When the Mississippi River floods its banks, or when a tornado struck Washington, Illinois, it was the band that helped people realize that it was the Air National Guard assisting in those situations, Mattsey said.

“We tell people the story of what their tax dollars are going towards,” he said.

Spots in the Band of the Midwest are hard to come by and only come open on rare occasions. When a vacancy needs to be filled, band leadership conducts auditions.

Those chosen for the band then sign up to join the Air National Guard and are sent to basic training, just like every other recruit.

For 8½ weeks at Lackland Air Force Base outside of San Antonio, Texas, they march in formation, learn basic combat and survival skills, as well as how to communicate on the battlefield.

But once their basic training is finished, instead of going to one of the Air Force’s technical schools, they go right into the band.

“They already have the technical ability to play in the ensemble at the level we need,” Mattsey said. “They go right in and we start playing for the public.”

Being a military band, it could be assumed that the Band of the Midwest performs band marches and other rousing patriotic songs. And they do, Mattsey said.

But the repertoire of the band goes well beyond John Phillip Sousa and Robert Browne Hall. Within the band itself, 10 ensembles and smaller groups perform and can break out on specific songs.

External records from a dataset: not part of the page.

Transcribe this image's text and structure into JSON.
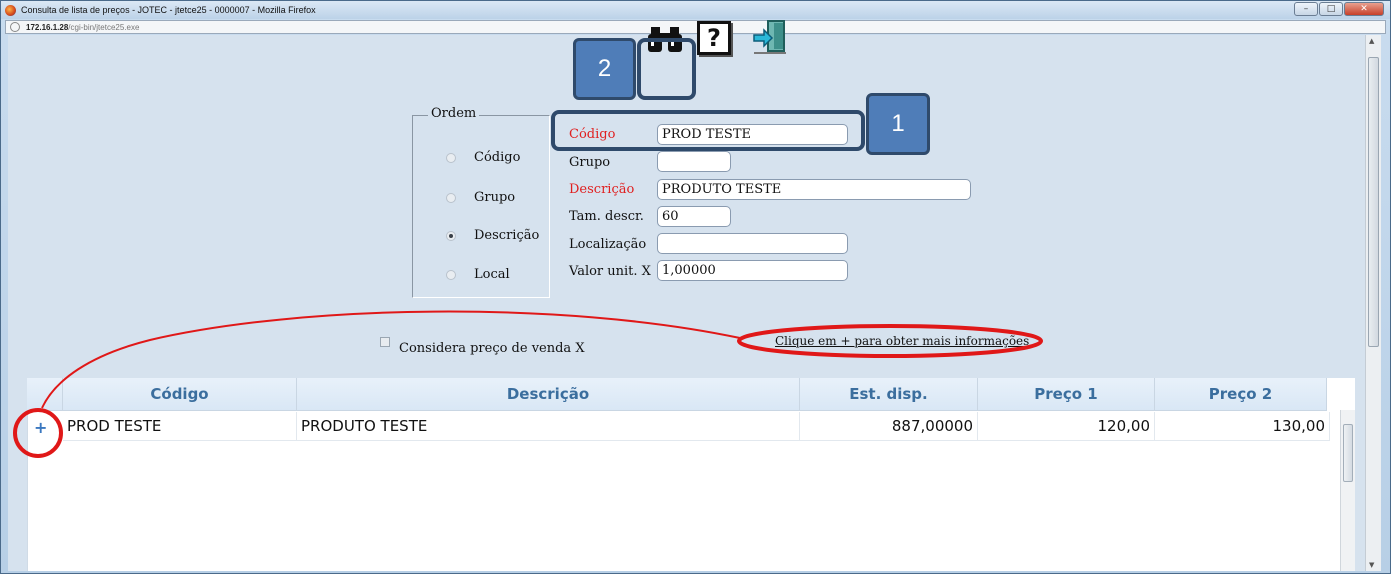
{
  "window": {
    "title": "Consulta de lista de preços - JOTEC - jtetce25 - 0000007 - Mozilla Firefox",
    "buttons": {
      "minimize": "–",
      "maximize": "□",
      "close": "✕"
    }
  },
  "address": {
    "host": "172.16.1.28",
    "path": "/cgi-bin/jtetce25.exe"
  },
  "toolbar": {
    "search_icon": "binoculars-icon",
    "help_icon": "help-icon",
    "help_glyph": "?",
    "exit_icon": "exit-door-icon"
  },
  "callouts": {
    "badge1": "1",
    "badge2": "2"
  },
  "order": {
    "legend": "Ordem",
    "options": [
      {
        "label": "Código",
        "selected": false
      },
      {
        "label": "Grupo",
        "selected": false
      },
      {
        "label": "Descrição",
        "selected": true
      },
      {
        "label": "Local",
        "selected": false
      }
    ]
  },
  "fields": {
    "codigo": {
      "label": "Código",
      "value": "PROD TESTE",
      "color": "#e02020"
    },
    "grupo": {
      "label": "Grupo",
      "value": ""
    },
    "descricao": {
      "label": "Descrição",
      "value": "PRODUTO TESTE",
      "color": "#e02020"
    },
    "tam_descr": {
      "label": "Tam. descr.",
      "value": "60"
    },
    "localizacao": {
      "label": "Localização",
      "value": ""
    },
    "valor_unit": {
      "label": "Valor unit. X",
      "value": "1,00000"
    }
  },
  "options": {
    "considera_label": "Considera preço de venda X",
    "considera_checked": false,
    "info_link": "Clique em + para obter mais informações"
  },
  "grid": {
    "columns": [
      "Código",
      "Descrição",
      "Est. disp.",
      "Preço 1",
      "Preço 2"
    ],
    "expand_glyph": "+",
    "rows": [
      {
        "codigo": "PROD TESTE",
        "descricao": "PRODUTO TESTE",
        "est_disp": "887,00000",
        "preco1": "120,00",
        "preco2": "130,00"
      }
    ]
  },
  "colors": {
    "annotation_red": "#e01818",
    "callout_blue": "#4f7db8",
    "header_text": "#3b6e9e"
  }
}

“We try to hire members who can wear two or three different hats, if you will,” Mattsey said. “We all perform together in the concert band, but we can break apart from that larger group into several smaller groups.”

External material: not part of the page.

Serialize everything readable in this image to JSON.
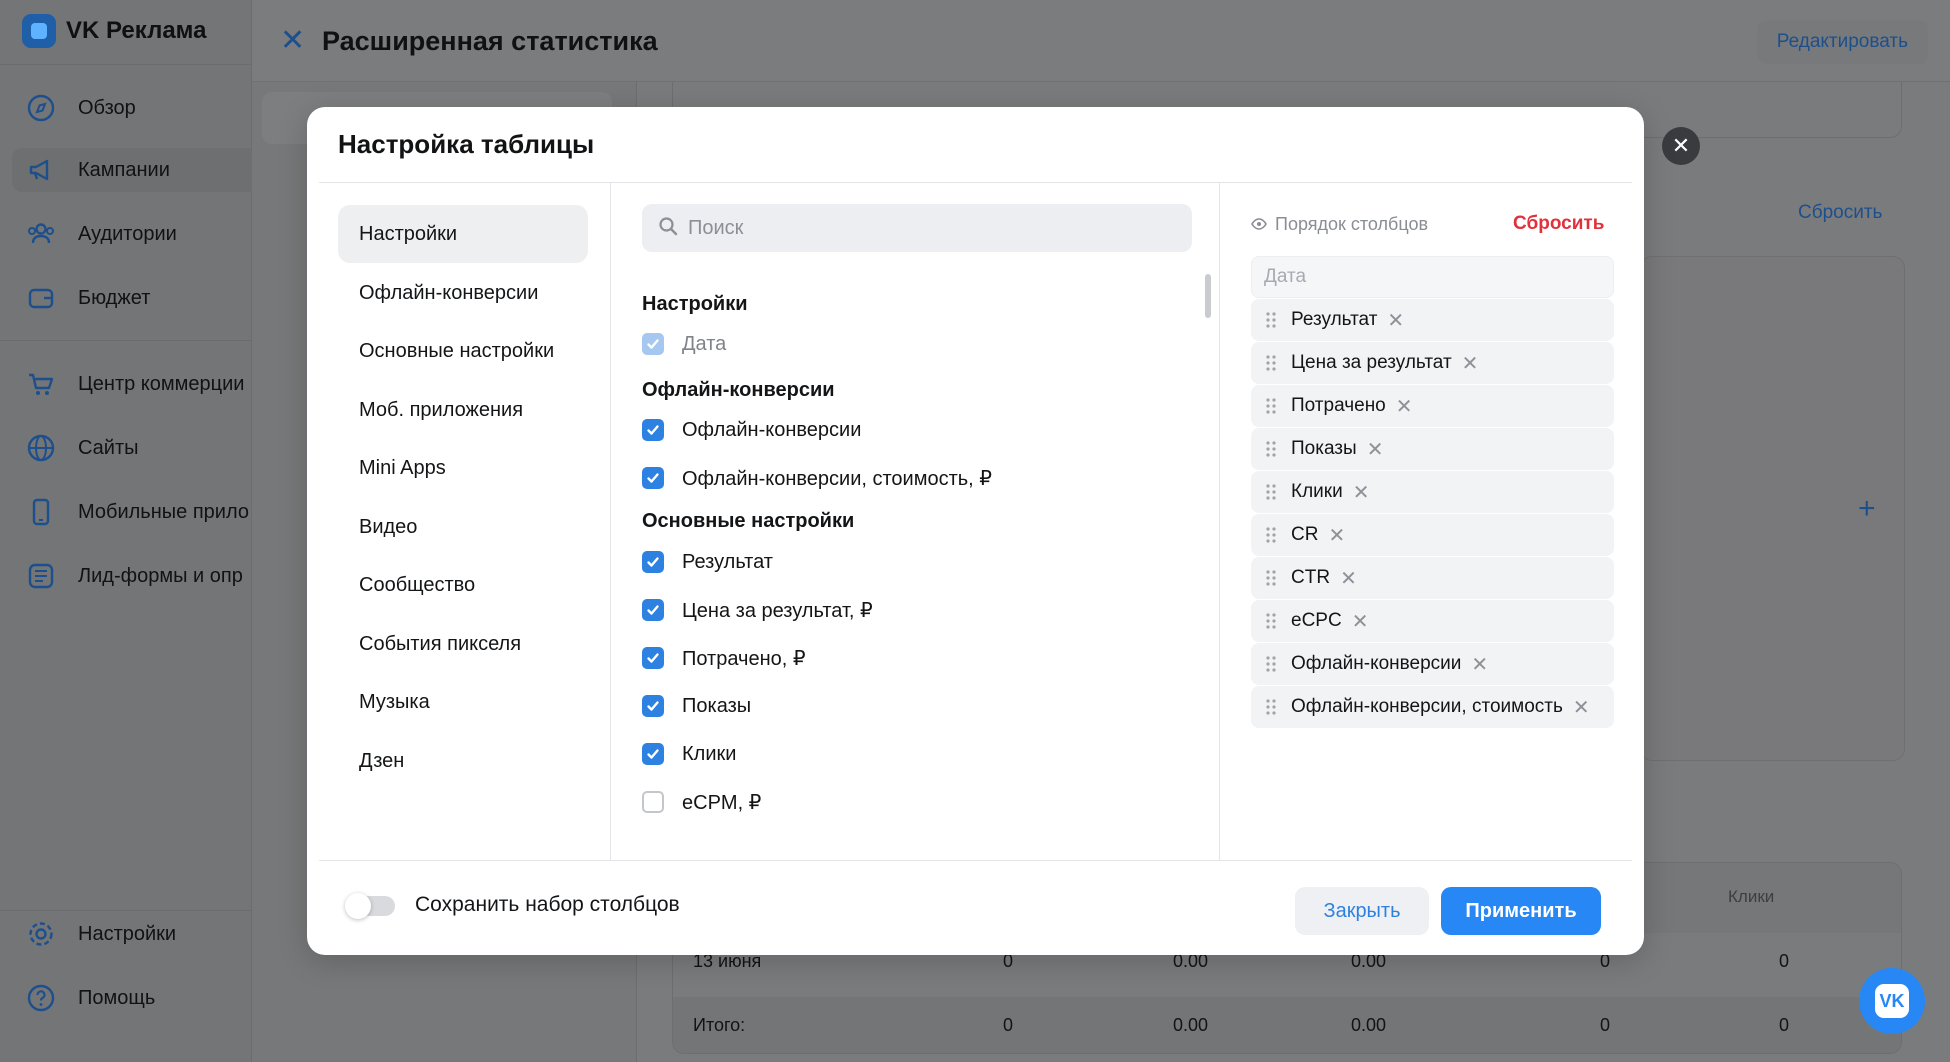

The Harmony in Blue ensemble performs swinging jazz music, from classic big band to modern compositions. Dixie Blue features Dixieland and New Orleans-style jazz for an upbeat show.

Permanent Party is the band’s rock ‘n roll arm, featuring a five-piece horn section to help capture everything from Chicagoland blues to alternative rock.

“The average person doesn’t just listen to one style of music. The radio has a bunch of different dials on it for a reason,” Mattsey said. “We also want to show exactly how diverse and how talented their Air National Guard members are, and we do that by utilizing many different skill sets.”

If you go

Greenwood Freedom Festival

When: Saturday

Where: Craig Park

Cost: Free


Noon: Parade, starting at Meridian Street and Surina Way

1 p.m.: Booths open throughout Craig Park, with food, crafts, games and vendors

1 p.m.: Microbrew and wine, Greenwood Amphitheater, featuring Oaken Barrel Brewing, MashCraft Brewing, Planetary Brewing, Mallow Run Winey and sangria from Johnny Carino’s. Proceeds from the sales benefit Greenwood Parks and Recreation 

2 p.m.: Freedom Jam, a band competition with nine groups aiming for a chance to be a main-stage act next year.

2 to 8 p.m.: Kids Zone, face painting, bounce houses and kids entertainment, featuring the magic of Travis Easterling at 2 and 7 p.m.

3 p.m.: Shelby County Sinners; Greenwood Amphitheater

4:30 p.m.: Meadow Ryann; Greenwood Amphitheater

5:15 p.m.: Woomblies Rock Orchestra; Greenwood Amphitheater

6:45 p.m.: Angela White and Marvin Parrish; Greenwood Amphitheater

7:30 p.m.: Tastes Like Chicken; Greenwood Amphitheater

8 p.m.: Honor Our Heroes, a special ceremony honoring military, police, firefighters, first responders and others who serve our country and communities, presented by Grace Assembly of God

8 p.m.: Air National Guard Band of the Midwest, Harmony in Blue jazz ensemble.

10:15 p.m.: Fireworks

Author photo
Ryan Trares is a reporter for the Daily Journal. He can be reached at or 317-736-2727.